● **ABOUT THIS EXERCISE**: Only a number is wanted here: the count of lines in the entries below that contain the word "docker".

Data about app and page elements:
========================

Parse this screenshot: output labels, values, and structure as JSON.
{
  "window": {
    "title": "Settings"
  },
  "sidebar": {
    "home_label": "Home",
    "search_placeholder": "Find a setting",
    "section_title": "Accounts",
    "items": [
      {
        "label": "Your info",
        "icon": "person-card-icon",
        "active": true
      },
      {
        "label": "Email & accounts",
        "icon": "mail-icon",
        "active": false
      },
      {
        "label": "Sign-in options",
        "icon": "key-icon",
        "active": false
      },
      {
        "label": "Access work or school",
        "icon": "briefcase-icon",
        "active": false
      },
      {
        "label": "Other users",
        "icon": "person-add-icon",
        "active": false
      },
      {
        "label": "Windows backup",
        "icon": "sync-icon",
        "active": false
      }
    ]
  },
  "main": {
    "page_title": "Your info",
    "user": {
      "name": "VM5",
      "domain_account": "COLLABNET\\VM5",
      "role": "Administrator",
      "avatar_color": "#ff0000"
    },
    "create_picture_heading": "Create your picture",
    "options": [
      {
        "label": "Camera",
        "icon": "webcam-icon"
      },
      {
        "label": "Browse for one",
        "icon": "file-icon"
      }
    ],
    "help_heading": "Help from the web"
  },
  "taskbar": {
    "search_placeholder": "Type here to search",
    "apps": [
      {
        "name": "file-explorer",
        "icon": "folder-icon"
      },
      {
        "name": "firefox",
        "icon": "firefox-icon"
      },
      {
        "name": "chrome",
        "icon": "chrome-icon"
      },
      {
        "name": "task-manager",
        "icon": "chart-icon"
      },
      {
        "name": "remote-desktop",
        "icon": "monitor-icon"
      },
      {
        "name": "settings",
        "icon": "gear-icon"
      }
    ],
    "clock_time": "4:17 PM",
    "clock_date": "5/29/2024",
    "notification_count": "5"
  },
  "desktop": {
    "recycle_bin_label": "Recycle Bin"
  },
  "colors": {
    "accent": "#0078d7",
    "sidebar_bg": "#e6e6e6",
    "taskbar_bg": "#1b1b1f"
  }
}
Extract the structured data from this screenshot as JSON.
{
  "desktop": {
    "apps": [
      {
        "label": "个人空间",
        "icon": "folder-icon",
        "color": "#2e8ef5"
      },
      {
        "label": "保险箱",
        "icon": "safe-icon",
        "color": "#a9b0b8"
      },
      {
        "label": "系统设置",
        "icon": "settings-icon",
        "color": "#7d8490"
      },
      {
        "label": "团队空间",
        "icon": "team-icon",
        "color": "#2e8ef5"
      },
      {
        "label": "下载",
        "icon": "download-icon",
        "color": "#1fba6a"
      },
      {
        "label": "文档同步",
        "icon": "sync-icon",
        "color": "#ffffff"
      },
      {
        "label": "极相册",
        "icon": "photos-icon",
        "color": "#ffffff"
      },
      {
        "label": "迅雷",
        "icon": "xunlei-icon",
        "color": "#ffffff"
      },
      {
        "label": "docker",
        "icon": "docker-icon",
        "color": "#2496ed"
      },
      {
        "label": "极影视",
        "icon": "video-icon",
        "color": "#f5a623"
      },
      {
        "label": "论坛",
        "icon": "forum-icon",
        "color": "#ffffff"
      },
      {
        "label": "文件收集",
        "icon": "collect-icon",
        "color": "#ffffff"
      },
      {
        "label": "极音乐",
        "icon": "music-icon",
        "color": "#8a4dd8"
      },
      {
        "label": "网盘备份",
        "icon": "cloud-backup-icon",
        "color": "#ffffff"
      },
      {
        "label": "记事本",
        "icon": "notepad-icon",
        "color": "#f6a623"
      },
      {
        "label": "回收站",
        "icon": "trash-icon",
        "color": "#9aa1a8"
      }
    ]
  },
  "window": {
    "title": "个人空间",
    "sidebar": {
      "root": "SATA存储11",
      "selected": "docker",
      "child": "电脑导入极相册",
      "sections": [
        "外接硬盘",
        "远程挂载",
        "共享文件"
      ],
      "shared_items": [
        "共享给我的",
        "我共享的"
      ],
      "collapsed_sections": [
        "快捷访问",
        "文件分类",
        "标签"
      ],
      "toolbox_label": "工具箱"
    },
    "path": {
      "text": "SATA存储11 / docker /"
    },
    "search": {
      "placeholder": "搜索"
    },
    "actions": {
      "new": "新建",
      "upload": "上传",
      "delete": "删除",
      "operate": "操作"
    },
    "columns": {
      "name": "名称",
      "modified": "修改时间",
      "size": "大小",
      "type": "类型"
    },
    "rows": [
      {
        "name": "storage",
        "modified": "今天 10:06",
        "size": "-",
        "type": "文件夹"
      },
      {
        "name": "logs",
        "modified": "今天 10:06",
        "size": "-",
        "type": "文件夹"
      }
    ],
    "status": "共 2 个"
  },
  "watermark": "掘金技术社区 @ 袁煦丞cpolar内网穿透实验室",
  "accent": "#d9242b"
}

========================

● **ANSWER FOR THIS EXERCISE**: 4